|NEW ZEALAND'S EDUCATION
Education Minister Anne Tolley says the Government?s investment in early childhood education (ECE) in the coming year will be $100 million above the original Budget 2010 allocation, bringing the total spend to $1.4 billion.
?This is the most ever spent by any Government on early childhood education, reflecting the importance we place on the future of our young children,? says Mrs Tolley.
?This funding represents a valuable investment as we deliver on our commitment to high-quality early childhood education.
"But we need to ensure it is in proportion to other education spending and that it reaches those children who benefit most from ECE.
?We are now at the stage where the taxpayer is subsidising ECE centres at an average of $7600 per child per year.
?This compares to an average of $5528 for a primary school student, and $6733 for a student at secondary school.
?The average taxpayer-subsidised payment to ECE centres is almost $270,000 a year, while kindergartens receive $325,000, and this is money on top of what these independent ECE centres ask parents to pay.
?It makes no sense that ECE funding has trebled over the last five years, while the number of children starting school with some form of ECE has increased by only around one per cent.
"We are bringing spending under control, while targeting funding at the children who need it the most.
?It is not good enough that in some areas of the country up to 40 per cent of children are missing out on ECE.
?The Labour Party, whose mismanagement is the source of this ECE blow-out, has said it will reverse this Government?s sound financial decisions ? but over a number of budgets because of the cost involved.

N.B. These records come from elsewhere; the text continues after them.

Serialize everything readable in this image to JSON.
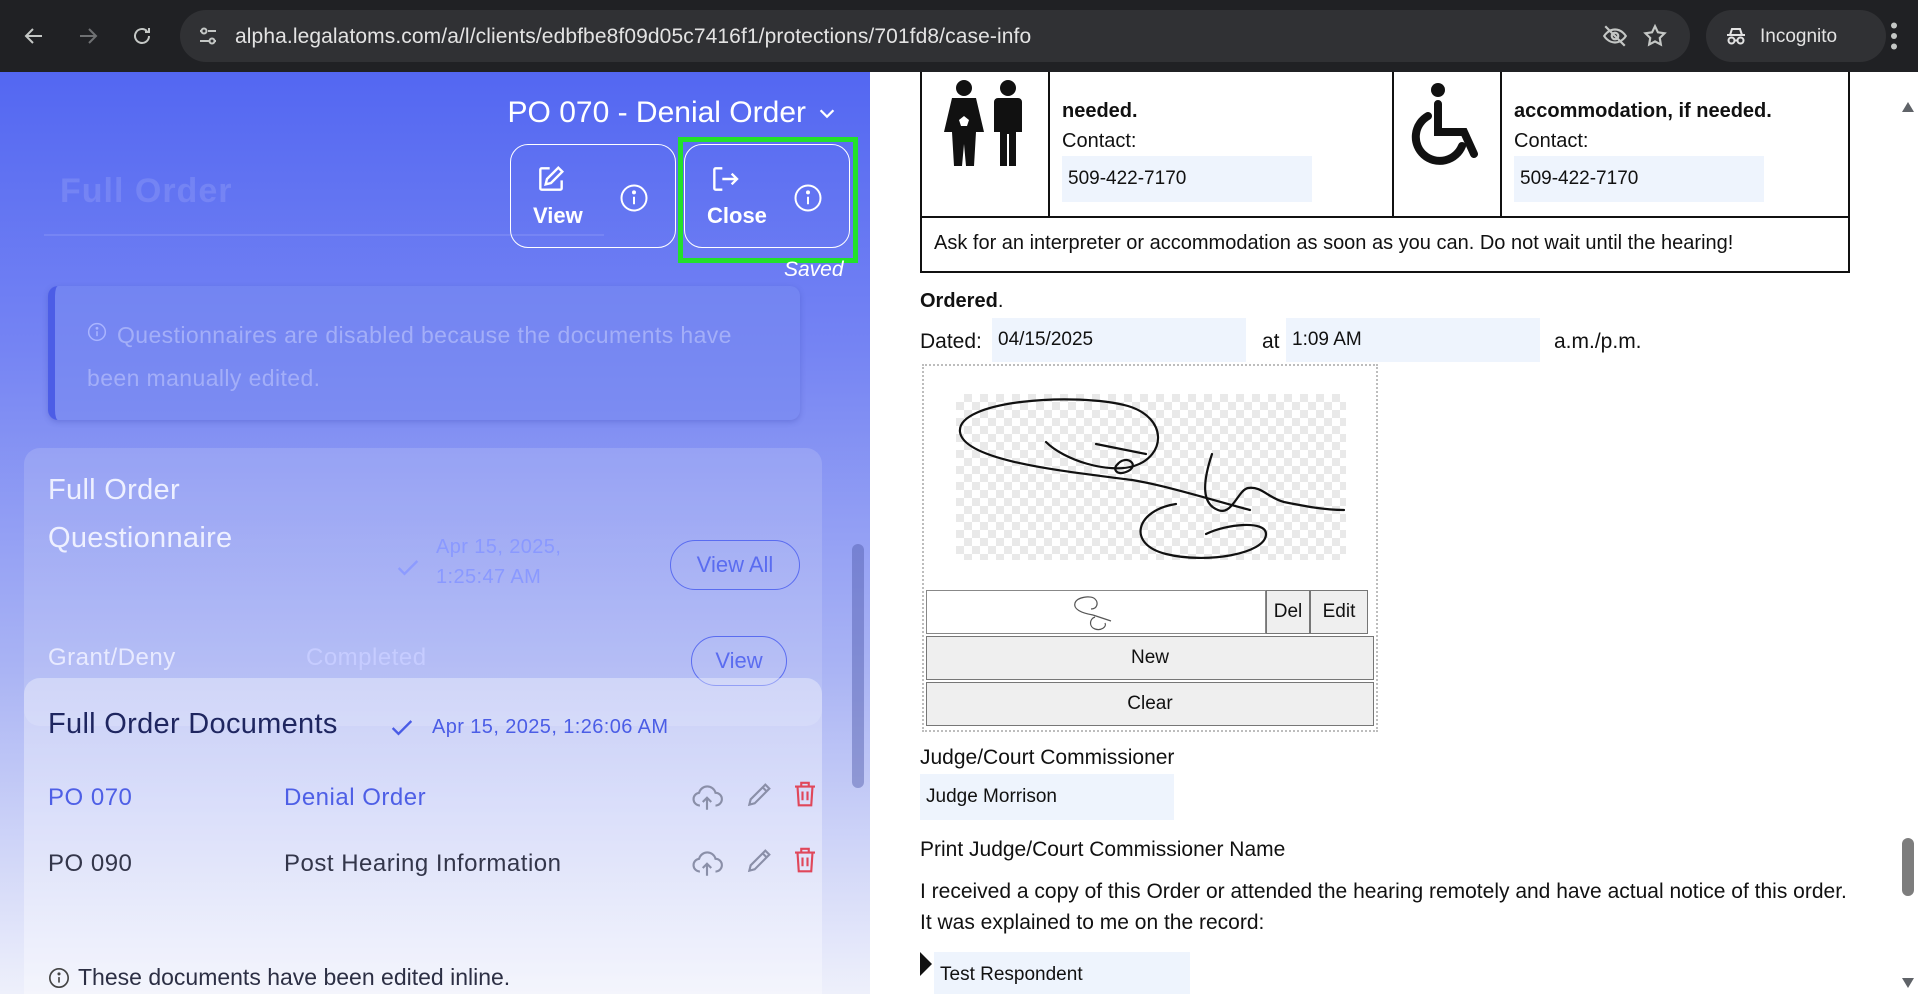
{
  "browser": {
    "url": "alpha.legalatoms.com/a/l/clients/edbfbe8f09d05c7416f1/protections/701fd8/case-info",
    "incognito_label": "Incognito"
  },
  "left": {
    "doc_title": "PO 070 - Denial Order",
    "ghost_title": "Full Order",
    "view_label": "View",
    "close_label": "Close",
    "saved_label": "Saved",
    "notice": "Questionnaires are disabled because the documents have been manually edited.",
    "questionnaire": {
      "title": "Full Order Questionnaire",
      "timestamp": "Apr 15, 2025, 1:25:47 AM",
      "view_all_label": "View All",
      "row_name": "Grant/Deny",
      "row_status": "Completed",
      "view_label": "View"
    },
    "documents": {
      "title": "Full Order Documents",
      "timestamp": "Apr 15, 2025, 1:26:06 AM",
      "rows": [
        {
          "code": "PO 070",
          "name": "Denial Order"
        },
        {
          "code": "PO 090",
          "name": "Post Hearing Information"
        }
      ],
      "edited_note": "These documents have been edited inline."
    }
  },
  "document": {
    "col1_bold": "needed.",
    "col1_contact": "Contact:",
    "col1_phone": "509-422-7170",
    "col2_bold": "accommodation, if needed.",
    "col2_contact": "Contact:",
    "col2_phone": "509-422-7170",
    "table_note": "Ask for an interpreter or accommodation as soon as you can. Do not wait until the hearing!",
    "ordered_bold": "Ordered",
    "ordered_rest": ".",
    "dated_label": "Dated:",
    "dated_value": "04/15/2025",
    "at_label": "at",
    "time_value": "1:09 AM",
    "ampm_label": "a.m./p.m.",
    "sig_del": "Del",
    "sig_edit": "Edit",
    "sig_new": "New",
    "sig_clear": "Clear",
    "judge_label": "Judge/Court Commissioner",
    "judge_value": "Judge Morrison",
    "print_label": "Print Judge/Court Commissioner Name",
    "received_text": "I received a copy of this Order or attended the hearing remotely and have actual notice of this order. It was explained to me on the record:",
    "respondent_value": "Test  Respondent"
  },
  "icons": {
    "back": "arrow-left-icon",
    "forward": "arrow-right-icon",
    "reload": "reload-icon",
    "site": "tune-icon",
    "eye_off": "eye-off-icon",
    "star": "star-icon",
    "incognito": "incognito-icon",
    "menu": "kebab-menu-icon"
  },
  "colors": {
    "accent": "#5367f2",
    "highlight": "#22e12a",
    "delete": "#e0475a"
  }
}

As always, there is no explanation of where the money will come from.
?This is yet another promise which Labour knows it cannot fulfil or pay for, and is the first time it has admitted liability for the huge financial black hole it has left in the education budget.?